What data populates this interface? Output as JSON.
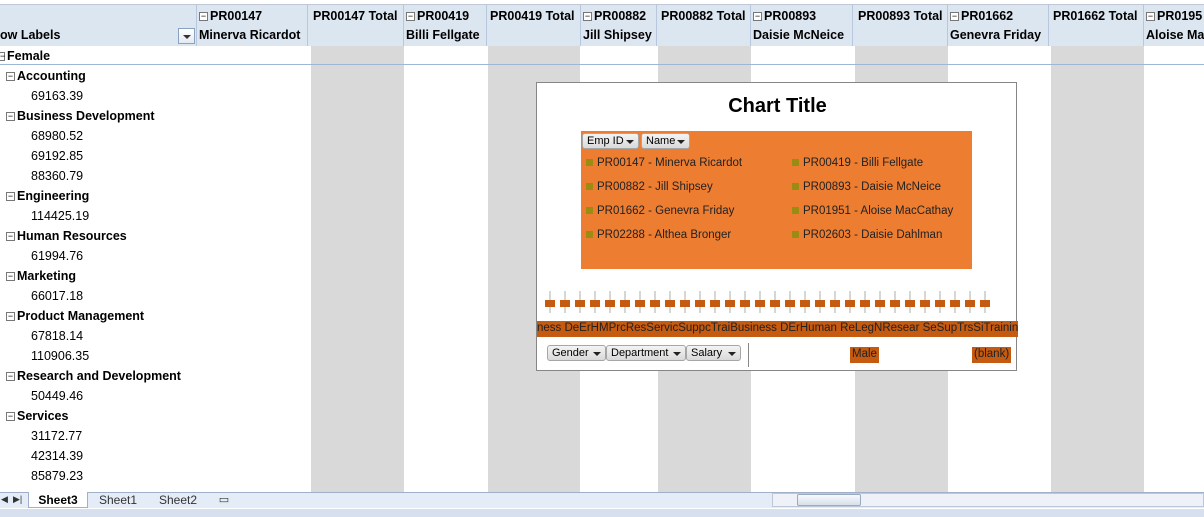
{
  "header": {
    "row_labels": "ow Labels",
    "columns": [
      {
        "id": "PR00147",
        "name": "Minerva Ricardot"
      },
      {
        "total": "PR00147 Total"
      },
      {
        "id": "PR00419",
        "name": "Billi Fellgate"
      },
      {
        "total": "PR00419 Total"
      },
      {
        "id": "PR00882",
        "name": "Jill Shipsey"
      },
      {
        "total": "PR00882 Total"
      },
      {
        "id": "PR00893",
        "name": "Daisie McNeice"
      },
      {
        "total": "PR00893 Total"
      },
      {
        "id": "PR01662",
        "name": "Genevra Friday"
      },
      {
        "total": "PR01662 Total"
      },
      {
        "id": "PR0195",
        "name": "Aloise Ma"
      }
    ]
  },
  "rows": {
    "female": "Female",
    "r0": "Accounting",
    "r1": "69163.39",
    "r2": "Business Development",
    "r3": "68980.52",
    "r4": "69192.85",
    "r5": "88360.79",
    "r6": "Engineering",
    "r7": "114425.19",
    "r8": "Human Resources",
    "r9": "61994.76",
    "r10": "Marketing",
    "r11": "66017.18",
    "r12": "Product Management",
    "r13": "67818.14",
    "r14": "110906.35",
    "r15": "Research and Development",
    "r16": "50449.46",
    "r17": "Services",
    "r18": "31172.77",
    "r19": "42314.39",
    "r20": "85879.23"
  },
  "tabs": [
    "Sheet3",
    "Sheet1",
    "Sheet2"
  ],
  "chart": {
    "title": "Chart Title",
    "filter_emp": "Emp ID",
    "filter_name": "Name",
    "legend": [
      "PR00147 - Minerva Ricardot",
      "PR00419 - Billi Fellgate",
      "PR00882 -  Jill Shipsey",
      "PR00893 - Daisie McNeice",
      "PR01662 - Genevra Friday",
      "PR01951 - Aloise MacCathay",
      "PR02288 - Althea  Bronger",
      "PR02603 - Daisie Dahlman"
    ],
    "axis_text": "ness DeErHMPrcResServicSuppcTraiBusiness DErHuman ReLegNResear SeSupTrsSiTraining",
    "field_gender": "Gender",
    "field_department": "Department",
    "field_salary": "Salary",
    "male": "Male",
    "blank": "(blank)"
  },
  "colors": {
    "header_bg": "#dce6f1",
    "total_col": "#d9d9d9",
    "legend_bg": "#ed7d31",
    "axis_bar": "#c55a11"
  }
}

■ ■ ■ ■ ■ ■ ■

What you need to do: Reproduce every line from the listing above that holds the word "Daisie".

Problem solution:
        "name": "Daisie McNeice"
      "PR00893 - Daisie McNeice",
      "PR02603 - Daisie Dahlman"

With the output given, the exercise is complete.